It=s funny how we can see our parents in our grandchildren. Looking at a photo of my granddaughter whom I see infrequently because she lives in Oregon, I am struck by how her mouth and chin identically resembles her father=s. He, in turn, received the lower part of his face from my father. It started me thinking about family likenesses and differences. I was destined to be short because both my parents had to stretch to attain a height taller than five feet, three inches.
I remember noting a niece=s body movements as we strolled the Mall one time, how much her walk resembled the way my father walked. It was a low, swinging-from-the-hips kind of walk. My contacts with my father=s siblings were few. Of those I have met in my father=s family of three brothers and three sisters, all shared the same small physical frame and high-energy personality.

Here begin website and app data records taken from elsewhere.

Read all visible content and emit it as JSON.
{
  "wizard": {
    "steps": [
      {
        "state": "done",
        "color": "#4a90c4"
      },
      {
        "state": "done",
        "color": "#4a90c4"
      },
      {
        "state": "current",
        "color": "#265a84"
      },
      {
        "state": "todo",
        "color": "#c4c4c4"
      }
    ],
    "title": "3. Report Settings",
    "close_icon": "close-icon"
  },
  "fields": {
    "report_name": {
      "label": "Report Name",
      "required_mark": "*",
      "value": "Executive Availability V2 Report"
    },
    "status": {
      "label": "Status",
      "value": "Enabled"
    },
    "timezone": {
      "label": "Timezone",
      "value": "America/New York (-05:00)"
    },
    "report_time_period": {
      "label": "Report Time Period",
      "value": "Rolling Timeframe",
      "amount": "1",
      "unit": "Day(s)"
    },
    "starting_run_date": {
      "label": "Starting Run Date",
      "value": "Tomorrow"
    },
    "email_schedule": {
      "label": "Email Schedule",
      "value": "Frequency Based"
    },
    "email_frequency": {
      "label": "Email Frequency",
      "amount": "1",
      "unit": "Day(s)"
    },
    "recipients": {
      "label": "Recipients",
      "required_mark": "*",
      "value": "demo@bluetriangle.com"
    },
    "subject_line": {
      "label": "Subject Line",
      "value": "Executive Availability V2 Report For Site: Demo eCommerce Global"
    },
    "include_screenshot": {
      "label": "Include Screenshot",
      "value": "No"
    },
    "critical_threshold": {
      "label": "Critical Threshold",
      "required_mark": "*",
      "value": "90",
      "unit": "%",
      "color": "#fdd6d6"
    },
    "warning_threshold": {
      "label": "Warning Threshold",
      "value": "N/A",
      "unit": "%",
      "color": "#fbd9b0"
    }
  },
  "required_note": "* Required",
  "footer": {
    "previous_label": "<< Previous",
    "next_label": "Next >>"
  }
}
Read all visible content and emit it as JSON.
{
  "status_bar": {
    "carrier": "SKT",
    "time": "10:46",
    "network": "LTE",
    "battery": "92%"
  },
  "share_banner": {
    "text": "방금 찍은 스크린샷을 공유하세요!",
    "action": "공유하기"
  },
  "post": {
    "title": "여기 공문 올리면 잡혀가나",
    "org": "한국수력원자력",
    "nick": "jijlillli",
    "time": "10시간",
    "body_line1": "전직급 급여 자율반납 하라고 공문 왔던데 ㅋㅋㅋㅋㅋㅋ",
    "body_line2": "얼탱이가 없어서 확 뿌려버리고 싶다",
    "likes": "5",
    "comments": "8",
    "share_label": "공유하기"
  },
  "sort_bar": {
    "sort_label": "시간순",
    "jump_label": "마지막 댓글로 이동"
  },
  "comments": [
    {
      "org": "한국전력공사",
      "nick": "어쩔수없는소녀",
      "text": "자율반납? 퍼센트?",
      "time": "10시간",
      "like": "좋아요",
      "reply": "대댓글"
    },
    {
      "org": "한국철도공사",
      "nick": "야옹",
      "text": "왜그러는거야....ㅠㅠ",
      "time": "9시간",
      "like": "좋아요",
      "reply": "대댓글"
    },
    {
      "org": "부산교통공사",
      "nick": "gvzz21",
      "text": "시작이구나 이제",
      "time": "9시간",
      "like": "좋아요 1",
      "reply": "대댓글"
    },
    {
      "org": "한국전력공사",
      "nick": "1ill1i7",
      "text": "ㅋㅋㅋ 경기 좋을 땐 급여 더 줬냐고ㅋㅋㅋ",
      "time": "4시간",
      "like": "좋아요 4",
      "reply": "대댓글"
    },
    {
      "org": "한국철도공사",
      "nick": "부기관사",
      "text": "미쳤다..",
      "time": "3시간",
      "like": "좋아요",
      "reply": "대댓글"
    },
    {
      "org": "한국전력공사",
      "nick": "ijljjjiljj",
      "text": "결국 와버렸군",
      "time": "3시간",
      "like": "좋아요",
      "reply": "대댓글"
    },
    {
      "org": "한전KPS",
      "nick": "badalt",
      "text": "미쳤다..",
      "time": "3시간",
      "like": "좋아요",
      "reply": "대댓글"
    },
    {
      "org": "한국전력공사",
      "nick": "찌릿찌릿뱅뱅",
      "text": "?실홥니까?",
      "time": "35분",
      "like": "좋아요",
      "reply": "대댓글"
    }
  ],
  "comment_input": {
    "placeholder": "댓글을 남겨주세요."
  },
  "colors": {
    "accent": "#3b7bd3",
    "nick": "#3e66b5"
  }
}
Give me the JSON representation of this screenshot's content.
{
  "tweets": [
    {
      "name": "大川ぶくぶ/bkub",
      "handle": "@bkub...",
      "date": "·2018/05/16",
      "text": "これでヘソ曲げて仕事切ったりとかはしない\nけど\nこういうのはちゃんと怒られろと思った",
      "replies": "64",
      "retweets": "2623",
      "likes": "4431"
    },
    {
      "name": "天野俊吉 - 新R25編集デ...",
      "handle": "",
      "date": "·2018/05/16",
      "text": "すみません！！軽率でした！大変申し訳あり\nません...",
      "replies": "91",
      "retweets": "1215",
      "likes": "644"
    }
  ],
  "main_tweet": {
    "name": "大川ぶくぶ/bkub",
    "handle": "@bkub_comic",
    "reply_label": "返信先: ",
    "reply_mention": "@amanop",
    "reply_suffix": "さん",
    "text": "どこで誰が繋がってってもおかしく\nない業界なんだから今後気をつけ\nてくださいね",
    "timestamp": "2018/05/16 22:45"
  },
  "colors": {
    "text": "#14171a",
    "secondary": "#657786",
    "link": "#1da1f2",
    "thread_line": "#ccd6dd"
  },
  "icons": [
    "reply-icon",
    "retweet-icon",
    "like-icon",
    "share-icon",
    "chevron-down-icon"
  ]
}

My husband=s parents brought together a blending of English and German heritage. It revealed itself in the children by a brother and sister bearing the dark hair and brown eyes of their father. My husband, on the other hand, displays the light coloring and piercing blue eyes from his mother=s side of the family. My husband brought a gene for tallness into our family mix. Both of our sons have reached and topped the six-foot mark. However, the oldest inherited the energized, always-on-the-move behavior pattern of my father, while my younger son moves through life in the slow, deliberate manner of my mother-in-law=s family.
Although certain traits and mannerisms bring remembrances of someone from a past generation, I quickly acknowledge I am seeing only a suggestion of that older person in the one I=m observing. I smile at the resemblance, that reminder of another. The remembered image is displaced quickly because the niece B the son B the granddaughter, each is a unique individual, unlike any who has come before. Each a person has hopes and dreams that are all their own.